That sense of shared responsibility also applies in explaining to consumers that the industry's 2006 profits represent just a single year's performance, influenced significantly by low catastrophe losses, several panelists said.

"The educational requirements and responsibilities we have are never-ending," said Martin J. Sullivan, president and CEO of American International Group Inc. in New York. He added that the industry's 2006 experience "was a one-year event. It's a marathon, it's not a sprint, and that's the point we have to educate everyone on."

Jeffrey A. Ludrof, president and CEO of the Erie Insurance Group in Erie, Pa., offered a similar view, saying the industry has a responsibility to help consumers learn from experiences such as 2005's hurricanes so that they can better understand and mitigate their exposures.

But Paula Rosput Reynolds, president and CEO of Seattle-based Safeco Corp., questioned the extent to which company CEOs could take the lead in that effort.
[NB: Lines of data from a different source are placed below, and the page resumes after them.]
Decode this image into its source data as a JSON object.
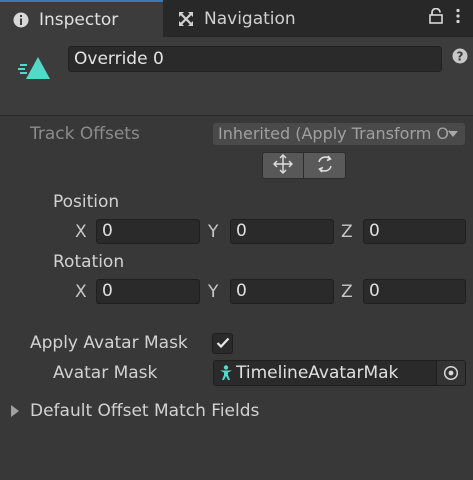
{
  "tabs": [
    {
      "label": "Inspector",
      "icon": "info-icon",
      "active": true
    },
    {
      "label": "Navigation",
      "icon": "navigation-icon",
      "active": false
    }
  ],
  "toolbar": {
    "icons": [
      "lock-icon",
      "kebab-menu-icon"
    ]
  },
  "header": {
    "track_icon": "override-track-icon",
    "name": "Override 0",
    "help_icon": "help-icon"
  },
  "track_offsets": {
    "label": "Track Offsets",
    "value": "Inherited (Apply Transform Offsets)",
    "buttons": [
      "move-offset-icon",
      "rotate-offset-icon"
    ]
  },
  "position": {
    "label": "Position",
    "x_label": "X",
    "x": "0",
    "y_label": "Y",
    "y": "0",
    "z_label": "Z",
    "z": "0"
  },
  "rotation": {
    "label": "Rotation",
    "x_label": "X",
    "x": "0",
    "y_label": "Y",
    "y": "0",
    "z_label": "Z",
    "z": "0"
  },
  "apply_avatar_mask": {
    "label": "Apply Avatar Mask",
    "checked": true
  },
  "avatar_mask": {
    "label": "Avatar Mask",
    "value": "TimelineAvatarMak",
    "icon": "avatar-mask-icon",
    "picker_icon": "object-picker-icon"
  },
  "default_offset": {
    "label": "Default Offset Match Fields",
    "expanded": false
  },
  "colors": {
    "accent": "#3a79bb",
    "track_icon": "#52d9c8",
    "background": "#383838"
  }
}
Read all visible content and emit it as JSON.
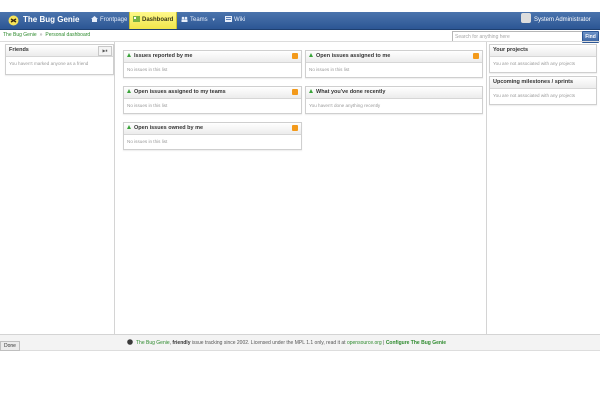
{
  "header": {
    "app_title": "The Bug Genie",
    "nav": {
      "frontpage": "Frontpage",
      "dashboard": "Dashboard",
      "teams": "Teams",
      "wiki": "Wiki"
    },
    "user_name": "System Administrator"
  },
  "breadcrumb": {
    "root": "The Bug Genie",
    "current": "Personal dashboard"
  },
  "search": {
    "placeholder": "Search for anything here",
    "find_label": "Find"
  },
  "left_panel": {
    "friends_title": "Friends",
    "friends_empty": "You haven't marked anyone as a friend"
  },
  "dashboard": {
    "issues_reported_title": "Issues reported by me",
    "issues_reported_empty": "No issues in this list",
    "open_assigned_title": "Open issues assigned to me",
    "open_assigned_empty": "No issues in this list",
    "open_teams_title": "Open issues assigned to my teams",
    "open_teams_empty": "No issues in this list",
    "recent_title": "What you've done recently",
    "recent_empty": "You haven't done anything recently",
    "open_owned_title": "Open issues owned by me",
    "open_owned_empty": "No issues in this list"
  },
  "right_panel": {
    "projects_title": "Your projects",
    "projects_empty": "You are not associated with any projects",
    "milestones_title": "Upcoming milestones / sprints",
    "milestones_empty": "You are not associated with any projects"
  },
  "footer": {
    "brand": "The Bug Genie",
    "friendly": "friendly",
    "text_mid": "issue tracking since 2002. Licensed under the MPL 1.1 only, read it at",
    "link_opensource": "opensource.org",
    "separator": "|",
    "configure": "Configure The Bug Genie"
  },
  "status_bar": {
    "done": "Done"
  },
  "colors": {
    "topbar": "#2c5694",
    "active_tab": "#f1e54a",
    "link_green": "#2d8a2d",
    "rss_orange": "#f39a1b"
  }
}
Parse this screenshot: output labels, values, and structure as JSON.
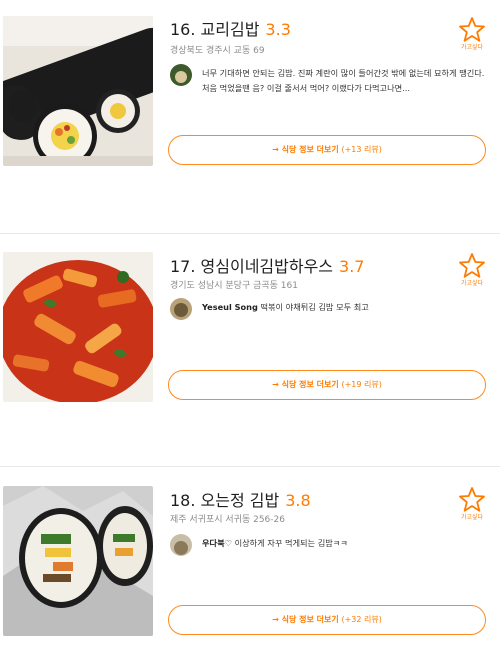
{
  "restaurants": [
    {
      "title": "16. 교리김밥",
      "rating": "3.3",
      "address": "경상북도 경주시 교동 69",
      "review_author": "",
      "review_text": "너무 기대하면 안되는 김밥. 진짜 계란이 많이 들어간것 밖에 없는데 묘하게 땡긴다. 처음 먹었을땐 음? 이걸 줄서서 먹어? 이랬다가 다먹고나면...",
      "more_label": "→ 식당 정보 더보기",
      "more_count": "(+13 리뷰)"
    },
    {
      "title": "17. 영심이네김밥하우스",
      "rating": "3.7",
      "address": "경기도 성남시 분당구 금곡동 161",
      "review_author": "Yeseul Song",
      "review_text": "떡볶이 야채튀김 김밥 모두 최고",
      "more_label": "→ 식당 정보 더보기",
      "more_count": "(+19 리뷰)"
    },
    {
      "title": "18. 오는정 김밥",
      "rating": "3.8",
      "address": "제주 서귀포시 서귀동 256-26",
      "review_author": "우다북♡",
      "review_text": "이상하게 자꾸 먹게되는 김밥ㅋㅋ",
      "more_label": "→ 식당 정보 더보기",
      "more_count": "(+32 리뷰)"
    }
  ],
  "wishlist_label": "가고싶다",
  "colors": {
    "accent": "#ff7b00",
    "text": "#1f1f1f",
    "subtext": "#8c8c8c",
    "divider": "#e8e8e8"
  },
  "icons": {
    "wishlist": "star-outline-icon",
    "more_arrow": "arrow-right-icon"
  }
}
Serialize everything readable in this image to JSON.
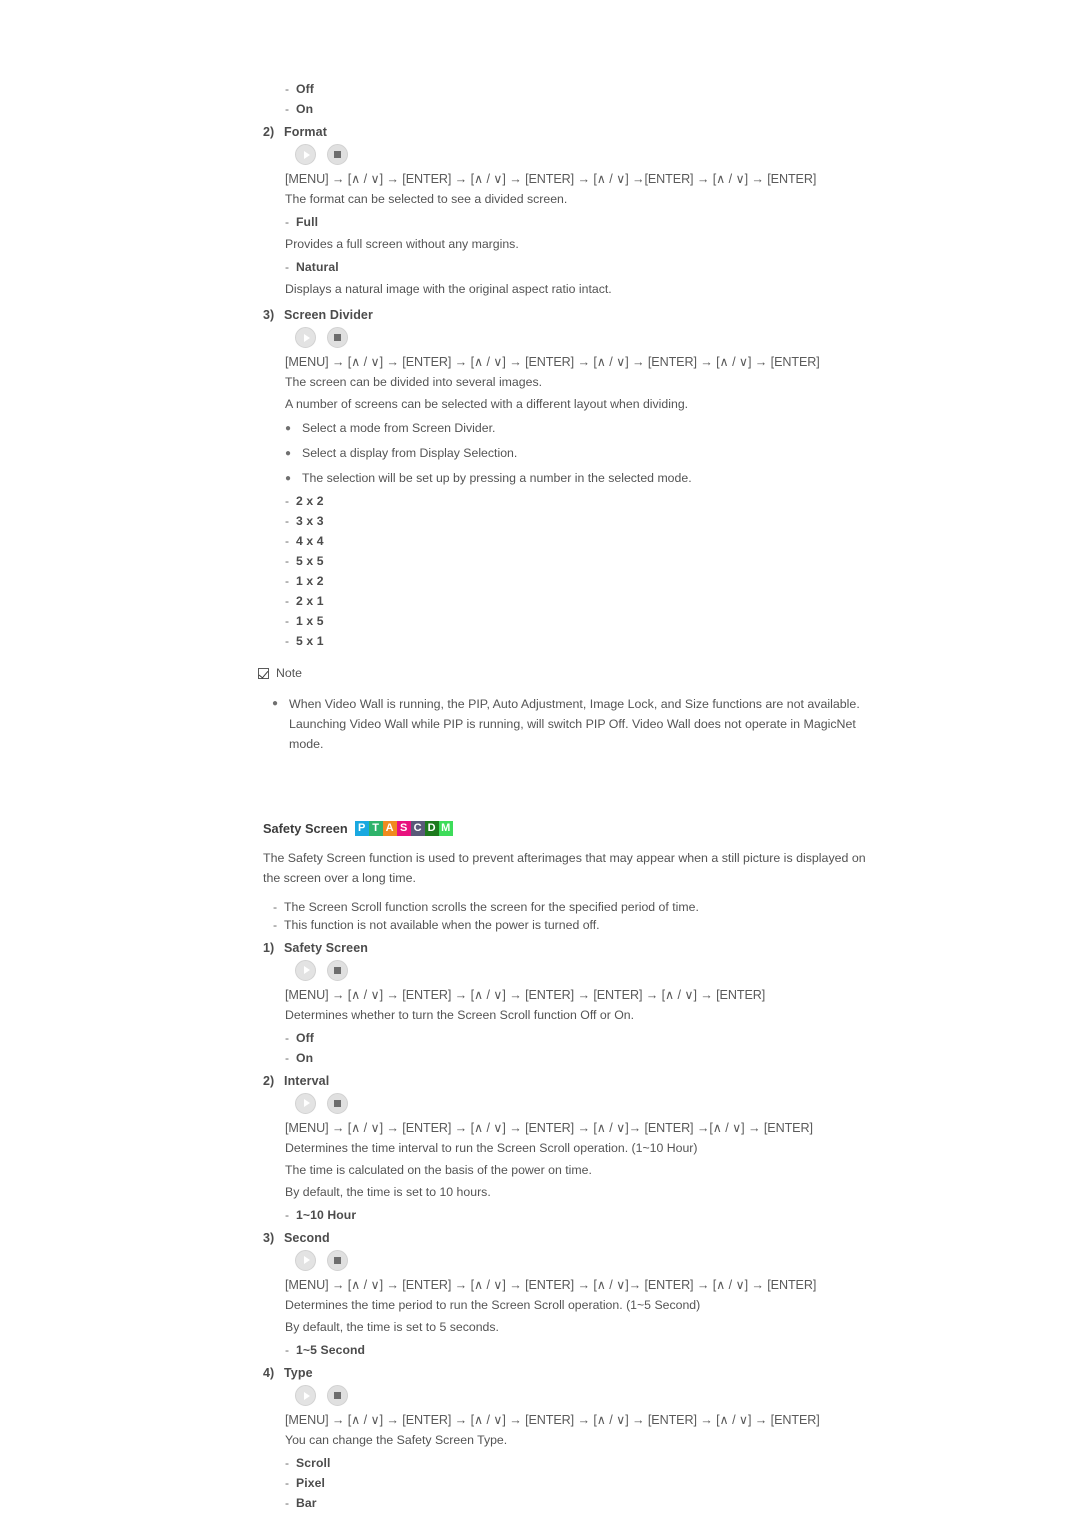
{
  "document": {
    "top_options": [
      {
        "label": "Off"
      },
      {
        "label": "On"
      }
    ],
    "key_path_icons": {
      "play": "play-icon",
      "stop": "stop-icon"
    },
    "sections": [
      {
        "number": "2)",
        "title": "Format",
        "keypath": "[MENU] → [∧ / ∨] → [ENTER] → [∧ / ∨] → [ENTER] → [∧ / ∨] →[ENTER] → [∧ / ∨] → [ENTER]",
        "description": "The format can be selected to see a divided screen.",
        "options": [
          {
            "label": "Full",
            "desc": "Provides a full screen without any margins."
          },
          {
            "label": "Natural",
            "desc": "Displays a natural image with the original aspect ratio intact."
          }
        ]
      },
      {
        "number": "3)",
        "title": "Screen Divider",
        "keypath": "[MENU] → [∧ / ∨] → [ENTER] → [∧ / ∨] → [ENTER] → [∧ / ∨] → [ENTER] → [∧ / ∨] → [ENTER]",
        "lines": [
          "The screen can be divided into several images.",
          "A number of screens can be selected with a different layout when dividing."
        ],
        "bullets": [
          "Select a mode from Screen Divider.",
          "Select a display from Display Selection.",
          "The selection will be set up by pressing a number in the selected mode."
        ],
        "layouts": [
          "2 x 2",
          "3 x 3",
          "4 x 4",
          "5 x 5",
          "1 x 2",
          "2 x 1",
          "1 x 5",
          "5 x 1"
        ]
      }
    ],
    "note": {
      "label": "Note",
      "text": "When Video Wall is running, the PIP, Auto Adjustment, Image Lock, and Size functions are not available. Launching Video Wall while PIP is running, will switch PIP Off. Video Wall does not operate in MagicNet mode."
    },
    "safety_screen": {
      "heading": "Safety Screen",
      "badge": [
        {
          "letter": "P",
          "color": "#19a8e0"
        },
        {
          "letter": "T",
          "color": "#2eb36a"
        },
        {
          "letter": "A",
          "color": "#f08a1e"
        },
        {
          "letter": "S",
          "color": "#e8127e"
        },
        {
          "letter": "C",
          "color": "#5a5a78"
        },
        {
          "letter": "D",
          "color": "#1d7a1d"
        },
        {
          "letter": "M",
          "color": "#3ddc5a"
        }
      ],
      "intro": "The Safety Screen function is used to prevent afterimages that may appear when a still picture is displayed on the screen over a long time.",
      "notes": [
        "The Screen Scroll function scrolls the screen for the specified period of time.",
        "This function is not available when the power is turned off."
      ],
      "sections": [
        {
          "number": "1)",
          "title": "Safety Screen",
          "keypath": "[MENU] → [∧ / ∨] → [ENTER] → [∧ / ∨] → [ENTER] → [ENTER] → [∧ / ∨] → [ENTER]",
          "lines": [
            "Determines whether to turn the Screen Scroll function Off or On."
          ],
          "options": [
            "Off",
            "On"
          ]
        },
        {
          "number": "2)",
          "title": "Interval",
          "keypath": "[MENU] → [∧ / ∨] → [ENTER] → [∧ / ∨] → [ENTER] → [∧ / ∨]→ [ENTER] →[∧ / ∨] → [ENTER]",
          "lines": [
            "Determines the time interval to run the Screen Scroll operation. (1~10 Hour)",
            "The time is calculated on the basis of the power on time.",
            "By default, the time is set to 10 hours."
          ],
          "options": [
            "1~10 Hour"
          ]
        },
        {
          "number": "3)",
          "title": "Second",
          "keypath": "[MENU] → [∧ / ∨] → [ENTER] → [∧ / ∨] → [ENTER] → [∧ / ∨]→ [ENTER] → [∧ / ∨] → [ENTER]",
          "lines": [
            "Determines the time period to run the Screen Scroll operation. (1~5 Second)",
            "By default, the time is set to 5 seconds."
          ],
          "options": [
            "1~5 Second"
          ]
        },
        {
          "number": "4)",
          "title": "Type",
          "keypath": "[MENU] → [∧ / ∨] → [ENTER] → [∧ / ∨] → [ENTER] → [∧ / ∨] → [ENTER] → [∧ / ∨] → [ENTER]",
          "lines": [
            "You can change the Safety Screen Type."
          ],
          "options": [
            "Scroll",
            "Pixel",
            "Bar"
          ]
        }
      ]
    }
  }
}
"It's not manifest to me that CEOs, per se, are deeply influential in terms of some of these matters," she said.

While the industry executives felt strongly about the ability of the private market to respond to natural catastrophes, they also emphasized the need for the federal government to maintain a role in addressing terrorism risk.

"I have a very strong belief that hurricanes are priceable and can be properly mitigated and monitored as opposed to something I believe cannot be, such as terrorism," said Swiss Re's Mr. Ozendo.

"Simply put, from a terrorism standpoint, you have finite capital responding to an infinite risk," Mr. Sullivan said, so there has to be some sort of federal backstop.

Looking at various other challenges facing their companies, Brian M. Storms, chairman and CEO of Marsh Inc. in New York said that from a broker's perspective, "Our challenges are really focused around our clients, more than ever."

His company is focused on the value chain between the insurer and the buyer and how the broker provides value to the transaction, he said, adding that these days, Marsh brokers often aren't talking to the risk manger, but instead to "the C suite," and the company needs to reposition itself to address that change.

On the subject of those buyers' focus, Mr. Storms said he thinks they aren't solely concerned about price. "I would have to say that while rate is a factor, that's not really the issue," he said, adding that commercial buyers are more interested in the insurer's financial strength and the company's claims paying ability and speed of paying claims.

Adding fiscal muscle

James J. Schiro, CEO of Switzerland-based Zurich Financial Services, said that despite last year's performance, insurers still have considerable work to do in strengthening the industry's financial position.

He noted that insurers are competing for capital with other industries that have a higher return on equity, so despite the industry's strong performance in 2006, strengthening the industry's returns must remain a priority. "We need to maintain discipline, Mr. Schiro said, adding that the industry also needs to better know its customers and improve distribution.

Mr. Ozendo stressed that reinsurers haven't enjoyed the same results as insurers. Reinsurers, he said, have to get better at "volatility management." In addition, "The industry's also challenged with cost management issues," he said, "Our challenge is to be more cost-effective and be able to pass that on to customers."

On the personal lines front, Mr. Mullaney said he's concerned about attempts to "commodify the business."

Ms. Reynolds, meanwhile, said she thinks the industry needs to learn how to communicate with consumers. "We live in a world of consumer empowerment," she said, yet the industry does not know the language consumers expect to have spoken to them.

Marc Racicot, president of the Washington-based American Insurance Assn., moderated the View from the Inside Looking Out panel.